-Translation: We didn't want to have egg on our face when the geneticists said, "Well Andre, that finding essentially means nothing to your long term health and happiness"

"Customers who want a more thorough review of their family and medical histories can chose the Comprehensive Clinical Genetic Counseling"

-Translation: Yes we know we have been pushing this "It's not clinical" thing, but let's face it, no one is buying it. So we said Clinical, yes we did. See Henry, we are trying Congressman. See. Please no pre-market review.

The Sherpa Says: Well 23andMe, I am proud you came around. Too bad it only took an FDA review and being called to testify before congress before you "acted" in the best interests of your customers. 3 years later and I can say it. I told you so......

Tuesday, June 1, 2010

5 Days after the Quake Critique

I want to know, when everyone got all upset with my review of the Quake paper and bashed me on this blog. Why?

Why did no one post on the Viewpoint put out in The Lancet exactly 5 days after my review?

I will keep this brief, as I will be speaking precisely on this topic on Thursday at the Consumer Genomics Conference.

Maybe no one read the viewpoint?

Today I was able to read the

It echoes every single thing I have been saying for the last 2 years. Not that any of this is news for those of us in "the know" But it is confirmation that people who include a DIRECT Advisor to 23andMe agree with my stance.

However, there are some things in the paper that I disagree with.

1. "The author assumes that because of the rapidity of cost decline with WGS (whole genome sequencing), that it will be used more and more in Medicine."

I disagree.
Payors, Clinical validity and Exposure to malpractice risk will determine the uptake in the clinic
2. "Reduced sequencing costs seem likely to cause a rise in WGS"

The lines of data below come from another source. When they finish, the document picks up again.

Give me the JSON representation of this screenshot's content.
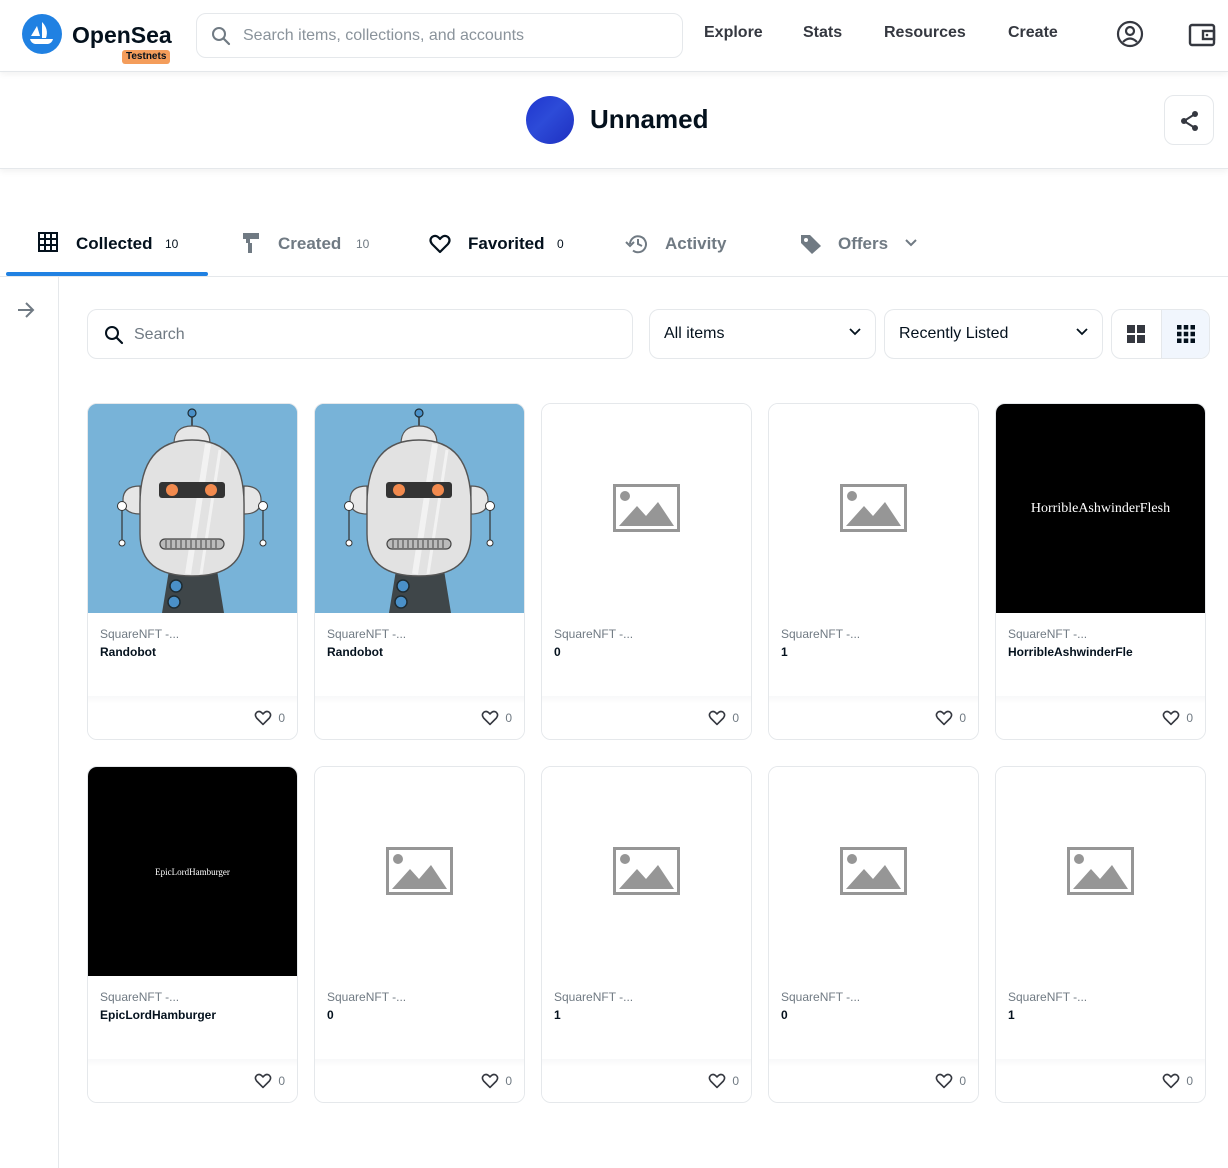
{
  "nav": {
    "brand": "OpenSea",
    "badge": "Testnets",
    "search_placeholder": "Search items, collections, and accounts",
    "links": [
      "Explore",
      "Stats",
      "Resources",
      "Create"
    ],
    "brand_color": "#2081e2"
  },
  "profile": {
    "name": "Unnamed"
  },
  "tabs": [
    {
      "label": "Collected",
      "count": "10",
      "icon": "grid-icon",
      "active": true
    },
    {
      "label": "Created",
      "count": "10",
      "icon": "paintbrush-icon"
    },
    {
      "label": "Favorited",
      "count": "0",
      "icon": "heart-icon"
    },
    {
      "label": "Activity",
      "icon": "history-icon"
    },
    {
      "label": "Offers",
      "icon": "tag-icon"
    }
  ],
  "filters": {
    "search_placeholder": "Search",
    "items_select": "All items",
    "sort_select": "Recently Listed"
  },
  "items": [
    {
      "collection": "SquareNFT -...",
      "title": "Randobot",
      "likes": "0",
      "media": "robot"
    },
    {
      "collection": "SquareNFT -...",
      "title": "Randobot",
      "likes": "0",
      "media": "robot"
    },
    {
      "collection": "SquareNFT -...",
      "title": "0",
      "likes": "0",
      "media": "placeholder"
    },
    {
      "collection": "SquareNFT -...",
      "title": "1",
      "likes": "0",
      "media": "placeholder"
    },
    {
      "collection": "SquareNFT -...",
      "title": "HorribleAshwinderFlesh",
      "likes": "0",
      "media": "text",
      "media_text": "HorribleAshwinderFlesh"
    },
    {
      "collection": "SquareNFT -...",
      "title": "EpicLordHamburger",
      "likes": "0",
      "media": "text",
      "media_text": "EpicLordHamburger"
    },
    {
      "collection": "SquareNFT -...",
      "title": "0",
      "likes": "0",
      "media": "placeholder"
    },
    {
      "collection": "SquareNFT -...",
      "title": "1",
      "likes": "0",
      "media": "placeholder"
    },
    {
      "collection": "SquareNFT -...",
      "title": "0",
      "likes": "0",
      "media": "placeholder"
    },
    {
      "collection": "SquareNFT -...",
      "title": "1",
      "likes": "0",
      "media": "placeholder"
    }
  ]
}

I disagree.
Perhaps in research this will be the case, but for customers, who are now staring down the barrel of an FDA investigation, House of Reps investigation, they may think twice. No matter what Oprah has to say.

3. "even if that information averaged only 3 min per disorder, this process would take more than 5 hours of direct patient contact, after many hours of background research"

I disagree.
The average time per disorder would be at least twice that, meaning ten hours of direct patient care. Which on my clock is about 4000 USD, at least.

4. "As academics, we often assume that information is good and more information is better. but more information can sometimes be counterproductive"

I agree whole heartedly.
I know many excellent academicians who say "Garbage in, Garbage out" or "Information is just that, but Noise is Garbage"

The Sherpa Says: We need to bite things off a piece at a time. That is the problem with whole genomes. People will need to be revealed information in a staged fashion WITH SKILLED CLINICIANS. Nice to see Russ B Altman MD, advisor to 23andMe agree with what I have been saying over the last 3 years now.